Two years ago, Erie County Senior Services sought to learn more about the overall “age-friendliness” of the county by surveying residents on issues related to the so-called Domains of Livability, which include housing, public and outdoor spaces, transportation, respect and inclusion, communication and information, civic participation and employment, health and community services, and social participation.  They also wanted to share information about communication methods and technology as well as rate community satisfaction with local information.  In all, nearly a thousand respondents were included in the final analysis.

CCNY’s own Dr. Molly Ranahan Arent co-directs the Age-Friendly Erie County initiative with her friend and colleague, Brittany Perez, Director of Outreach and Engagement, Center for Inclusive Design and Environmental Access at SUNY Buffalo.  Brittany in turn, co-founded the initiative in 2014 with Randall Hoak from Erie County Senior Services.  Dr. Ranahan Arent had the opportunity to work on the initiative in a full-time capacity while working as an Erie County Senior Services research analyst.

The assessment and report was completed by Molly, Brittany, Jimin Choi (an Urban Planning doctoral student and employee at the IDeA Center, and Ryan Gadzo (now Research Analyst at Erie County Department of Senior Services).  All four have collaborated on the Age-Friendly initiative since 2016 and worked in partnership with many local organizations.  The report findings informed dedicated efforts at CCNY to further develop Arounja, a free community resource app.  Click here to read the full report.

The AFEC team incorporated stakeholder feedback from the AFEC Network Needs Assessment Workshop to inform priorities for gathering input from Erie County residents.  Participants across the ten domain groups identified three primary issues to address as part of assessment activities:
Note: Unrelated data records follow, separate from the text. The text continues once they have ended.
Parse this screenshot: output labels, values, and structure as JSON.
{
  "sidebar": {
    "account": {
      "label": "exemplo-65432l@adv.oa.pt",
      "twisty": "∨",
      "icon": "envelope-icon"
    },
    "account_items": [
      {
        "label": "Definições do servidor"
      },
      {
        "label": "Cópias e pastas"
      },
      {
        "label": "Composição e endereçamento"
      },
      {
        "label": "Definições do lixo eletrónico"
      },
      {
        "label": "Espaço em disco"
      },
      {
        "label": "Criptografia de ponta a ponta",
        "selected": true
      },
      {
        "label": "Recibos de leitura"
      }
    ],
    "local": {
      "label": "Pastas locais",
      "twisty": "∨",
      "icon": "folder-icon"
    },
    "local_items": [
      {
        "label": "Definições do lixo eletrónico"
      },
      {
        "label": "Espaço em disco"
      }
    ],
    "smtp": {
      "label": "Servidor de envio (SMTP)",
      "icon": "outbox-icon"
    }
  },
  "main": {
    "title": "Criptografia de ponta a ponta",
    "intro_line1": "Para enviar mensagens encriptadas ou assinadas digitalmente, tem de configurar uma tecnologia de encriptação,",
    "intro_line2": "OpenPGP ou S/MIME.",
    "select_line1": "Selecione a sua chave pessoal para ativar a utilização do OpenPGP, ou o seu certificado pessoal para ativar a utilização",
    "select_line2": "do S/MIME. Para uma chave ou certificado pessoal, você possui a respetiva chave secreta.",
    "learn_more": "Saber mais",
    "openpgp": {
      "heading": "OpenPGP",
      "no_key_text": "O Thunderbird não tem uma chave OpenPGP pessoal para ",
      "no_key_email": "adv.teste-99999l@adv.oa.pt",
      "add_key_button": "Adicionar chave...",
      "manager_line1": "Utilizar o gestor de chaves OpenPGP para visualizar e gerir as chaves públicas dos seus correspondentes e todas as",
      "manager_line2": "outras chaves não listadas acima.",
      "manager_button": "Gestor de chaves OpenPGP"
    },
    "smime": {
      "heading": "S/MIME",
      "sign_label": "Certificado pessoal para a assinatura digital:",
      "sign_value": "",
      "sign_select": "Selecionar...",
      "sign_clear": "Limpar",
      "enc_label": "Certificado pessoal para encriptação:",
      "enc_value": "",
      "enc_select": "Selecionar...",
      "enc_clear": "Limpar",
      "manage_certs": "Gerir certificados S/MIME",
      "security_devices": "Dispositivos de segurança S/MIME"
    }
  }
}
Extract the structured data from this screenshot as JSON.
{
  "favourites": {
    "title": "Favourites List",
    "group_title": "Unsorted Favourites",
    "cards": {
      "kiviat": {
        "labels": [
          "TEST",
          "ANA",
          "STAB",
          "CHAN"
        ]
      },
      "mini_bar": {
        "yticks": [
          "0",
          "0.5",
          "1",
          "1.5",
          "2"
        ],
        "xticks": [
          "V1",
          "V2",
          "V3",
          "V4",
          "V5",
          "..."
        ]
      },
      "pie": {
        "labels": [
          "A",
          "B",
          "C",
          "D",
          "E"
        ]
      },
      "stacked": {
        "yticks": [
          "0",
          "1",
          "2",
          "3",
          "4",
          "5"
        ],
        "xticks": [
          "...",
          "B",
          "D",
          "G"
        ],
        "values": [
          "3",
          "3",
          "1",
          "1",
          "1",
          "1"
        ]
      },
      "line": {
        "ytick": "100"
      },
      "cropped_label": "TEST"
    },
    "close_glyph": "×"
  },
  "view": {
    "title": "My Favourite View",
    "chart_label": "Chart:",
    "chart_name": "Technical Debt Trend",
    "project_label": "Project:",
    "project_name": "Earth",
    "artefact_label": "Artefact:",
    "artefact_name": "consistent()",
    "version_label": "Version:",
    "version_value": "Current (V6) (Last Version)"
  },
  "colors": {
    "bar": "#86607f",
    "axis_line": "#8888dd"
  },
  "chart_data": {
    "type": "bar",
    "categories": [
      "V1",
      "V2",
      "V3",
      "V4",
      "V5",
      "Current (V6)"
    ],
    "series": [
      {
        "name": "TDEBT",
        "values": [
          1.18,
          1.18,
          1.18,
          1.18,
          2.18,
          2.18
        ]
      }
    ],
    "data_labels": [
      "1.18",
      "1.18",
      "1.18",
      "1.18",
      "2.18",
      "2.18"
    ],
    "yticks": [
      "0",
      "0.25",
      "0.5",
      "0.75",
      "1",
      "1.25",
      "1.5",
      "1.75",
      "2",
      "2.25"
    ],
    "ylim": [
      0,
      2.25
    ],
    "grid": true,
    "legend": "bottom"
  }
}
1.  Older adults and their caregivers experience barriers when accessing local information and communicating with agencies and service providers in the county
2.  Local groups and organizations struggle reaching older adults and caregivers when disseminating information about programs, activities, and services
3.  Local groups and organizations report having limited knowledge about other local resources and services

Many older adults in Erie County described challenges obtaining local information, most frequently pointing to issues with customer service, automated answering systems, and website navigation.  Survey results also indicated widespread lack of knowledge about and low rates of utilization of community-aging resources in Erie County, including 2-1-1, Erie County Senior Services, and NY Connects.

The Health Foundation of Central and Western New York provided support for CCNY to increase the knowledge of and the engagement of residents living in Western New York in further development of Arounja, namely a new feature meant to screen individuals for social needs and link them with targeted services in the app.  The screener will be used by individuals looking for personal information or by others, such as care coordinators and families, seeking information for a client or a loved one.  It will include the primary domains for screening recommended by the Institute of Medicine and additional questions developed from community input.

The screener used throughout the pilot study was created by combining new and previously validated screening questions related to the social determinants of health and age friendly domain areas.  In conjunction with our resident Americorps VISTA member’s work, graduate student interns, Jaydra Smith and Tim Hurysz, were brought on to modify and distribute the questionnaire.  For the purposes of pilot testing, discussion questions related to the use of the tool and comprehension of the content were added.

Click here to learn more about Arounja.